What the exercise asks: Your reply should reproduce each entry exactly and contain no pictures.

Page and application data records
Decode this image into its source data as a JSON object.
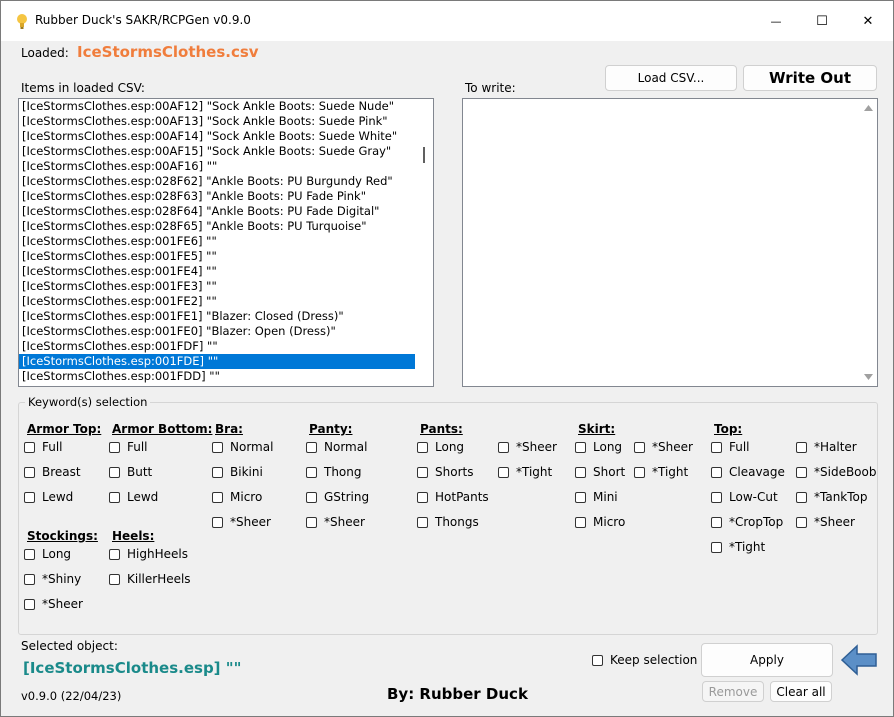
{
  "window": {
    "title": "Rubber Duck's SAKR/RCPGen v0.9.0",
    "minimize_glyph": "—",
    "maximize_glyph": "☐",
    "close_glyph": "✕"
  },
  "loaded": {
    "label": "Loaded:",
    "filename": "IceStormsClothes.csv",
    "filename_color": "#f07d3c"
  },
  "items_panel": {
    "label": "Items in loaded CSV:",
    "items": [
      "[IceStormsClothes.esp:00AF12] \"Sock Ankle Boots: Suede Nude\"",
      "[IceStormsClothes.esp:00AF13] \"Sock Ankle Boots: Suede Pink\"",
      "[IceStormsClothes.esp:00AF14] \"Sock Ankle Boots: Suede White\"",
      "[IceStormsClothes.esp:00AF15] \"Sock Ankle Boots: Suede Gray\"",
      "[IceStormsClothes.esp:00AF16] \"\"",
      "[IceStormsClothes.esp:028F62] \"Ankle Boots: PU Burgundy Red\"",
      "[IceStormsClothes.esp:028F63] \"Ankle Boots: PU Fade Pink\"",
      "[IceStormsClothes.esp:028F64] \"Ankle Boots: PU Fade Digital\"",
      "[IceStormsClothes.esp:028F65] \"Ankle Boots: PU Turquoise\"",
      "[IceStormsClothes.esp:001FE6] \"\"",
      "[IceStormsClothes.esp:001FE5] \"\"",
      "[IceStormsClothes.esp:001FE4] \"\"",
      "[IceStormsClothes.esp:001FE3] \"\"",
      "[IceStormsClothes.esp:001FE2] \"\"",
      "[IceStormsClothes.esp:001FE1] \"Blazer: Closed (Dress)\"",
      "[IceStormsClothes.esp:001FE0] \"Blazer: Open (Dress)\"",
      "[IceStormsClothes.esp:001FDF] \"\"",
      "[IceStormsClothes.esp:001FDE] \"\"",
      "[IceStormsClothes.esp:001FDD] \"\""
    ],
    "selected_index": 17
  },
  "write_panel": {
    "label": "To write:",
    "load_csv_button": "Load CSV...",
    "write_out_button": "Write Out"
  },
  "keywords": {
    "group_label": "Keyword(s) selection",
    "armor_top": {
      "title": "Armor Top:",
      "options": [
        "Full",
        "Breast",
        "Lewd"
      ]
    },
    "armor_bottom": {
      "title": "Armor Bottom:",
      "options": [
        "Full",
        "Butt",
        "Lewd"
      ]
    },
    "bra": {
      "title": "Bra:",
      "options": [
        "Normal",
        "Bikini",
        "Micro",
        "*Sheer"
      ]
    },
    "panty": {
      "title": "Panty:",
      "options": [
        "Normal",
        "Thong",
        "GString",
        "*Sheer"
      ]
    },
    "pants": {
      "title": "Pants:",
      "options": [
        "Long",
        "Shorts",
        "HotPants",
        "Thongs"
      ],
      "extra": [
        "*Sheer",
        "*Tight"
      ]
    },
    "skirt": {
      "title": "Skirt:",
      "options": [
        "Long",
        "Short",
        "Mini",
        "Micro"
      ],
      "extra": [
        "*Sheer",
        "*Tight"
      ]
    },
    "top": {
      "title": "Top:",
      "options": [
        "Full",
        "Cleavage",
        "Low-Cut",
        "*CropTop",
        "*Tight"
      ],
      "extra": [
        "*Halter",
        "*SideBoob",
        "*TankTop",
        "*Sheer"
      ]
    },
    "stockings": {
      "title": "Stockings:",
      "options": [
        "Long",
        "*Shiny",
        "*Sheer"
      ]
    },
    "heels": {
      "title": "Heels:",
      "options": [
        "HighHeels",
        "KillerHeels"
      ]
    }
  },
  "selected": {
    "label": "Selected object:",
    "value": "[IceStormsClothes.esp] \"\"",
    "value_color": "#1a8a8a"
  },
  "footer": {
    "keep_selection": "Keep selection",
    "apply": "Apply",
    "remove": "Remove",
    "clear_all": "Clear all",
    "version": "v0.9.0 (22/04/23)",
    "author": "By: Rubber Duck"
  }
}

Answer space:
Decode this image into its source data as a JSON object.
{
  "window": {
    "title": "Rubber Duck's SAKR/RCPGen v0.9.0",
    "minimize_glyph": "—",
    "maximize_glyph": "☐",
    "close_glyph": "✕"
  },
  "loaded": {
    "label": "Loaded:",
    "filename": "IceStormsClothes.csv",
    "filename_color": "#f07d3c"
  },
  "items_panel": {
    "label": "Items in loaded CSV:",
    "items": [
      "[IceStormsClothes.esp:00AF12] \"Sock Ankle Boots: Suede Nude\"",
      "[IceStormsClothes.esp:00AF13] \"Sock Ankle Boots: Suede Pink\"",
      "[IceStormsClothes.esp:00AF14] \"Sock Ankle Boots: Suede White\"",
      "[IceStormsClothes.esp:00AF15] \"Sock Ankle Boots: Suede Gray\"",
      "[IceStormsClothes.esp:00AF16] \"\"",
      "[IceStormsClothes.esp:028F62] \"Ankle Boots: PU Burgundy Red\"",
      "[IceStormsClothes.esp:028F63] \"Ankle Boots: PU Fade Pink\"",
      "[IceStormsClothes.esp:028F64] \"Ankle Boots: PU Fade Digital\"",
      "[IceStormsClothes.esp:028F65] \"Ankle Boots: PU Turquoise\"",
      "[IceStormsClothes.esp:001FE6] \"\"",
      "[IceStormsClothes.esp:001FE5] \"\"",
      "[IceStormsClothes.esp:001FE4] \"\"",
      "[IceStormsClothes.esp:001FE3] \"\"",
      "[IceStormsClothes.esp:001FE2] \"\"",
      "[IceStormsClothes.esp:001FE1] \"Blazer: Closed (Dress)\"",
      "[IceStormsClothes.esp:001FE0] \"Blazer: Open (Dress)\"",
      "[IceStormsClothes.esp:001FDF] \"\"",
      "[IceStormsClothes.esp:001FDE] \"\"",
      "[IceStormsClothes.esp:001FDD] \"\""
    ],
    "selected_index": 17
  },
  "write_panel": {
    "label": "To write:",
    "load_csv_button": "Load CSV...",
    "write_out_button": "Write Out"
  },
  "keywords": {
    "group_label": "Keyword(s) selection",
    "armor_top": {
      "title": "Armor Top:",
      "options": [
        "Full",
        "Breast",
        "Lewd"
      ]
    },
    "armor_bottom": {
      "title": "Armor Bottom:",
      "options": [
        "Full",
        "Butt",
        "Lewd"
      ]
    },
    "bra": {
      "title": "Bra:",
      "options": [
        "Normal",
        "Bikini",
        "Micro",
        "*Sheer"
      ]
    },
    "panty": {
      "title": "Panty:",
      "options": [
        "Normal",
        "Thong",
        "GString",
        "*Sheer"
      ]
    },
    "pants": {
      "title": "Pants:",
      "options": [
        "Long",
        "Shorts",
        "HotPants",
        "Thongs"
      ],
      "extra": [
        "*Sheer",
        "*Tight"
      ]
    },
    "skirt": {
      "title": "Skirt:",
      "options": [
        "Long",
        "Short",
        "Mini",
        "Micro"
      ],
      "extra": [
        "*Sheer",
        "*Tight"
      ]
    },
    "top": {
      "title": "Top:",
      "options": [
        "Full",
        "Cleavage",
        "Low-Cut",
        "*CropTop",
        "*Tight"
      ],
      "extra": [
        "*Halter",
        "*SideBoob",
        "*TankTop",
        "*Sheer"
      ]
    },
    "stockings": {
      "title": "Stockings:",
      "options": [
        "Long",
        "*Shiny",
        "*Sheer"
      ]
    },
    "heels": {
      "title": "Heels:",
      "options": [
        "HighHeels",
        "KillerHeels"
      ]
    }
  },
  "selected": {
    "label": "Selected object:",
    "value": "[IceStormsClothes.esp] \"\"",
    "value_color": "#1a8a8a"
  },
  "footer": {
    "keep_selection": "Keep selection",
    "apply": "Apply",
    "remove": "Remove",
    "clear_all": "Clear all",
    "version": "v0.9.0 (22/04/23)",
    "author": "By: Rubber Duck"
  }
}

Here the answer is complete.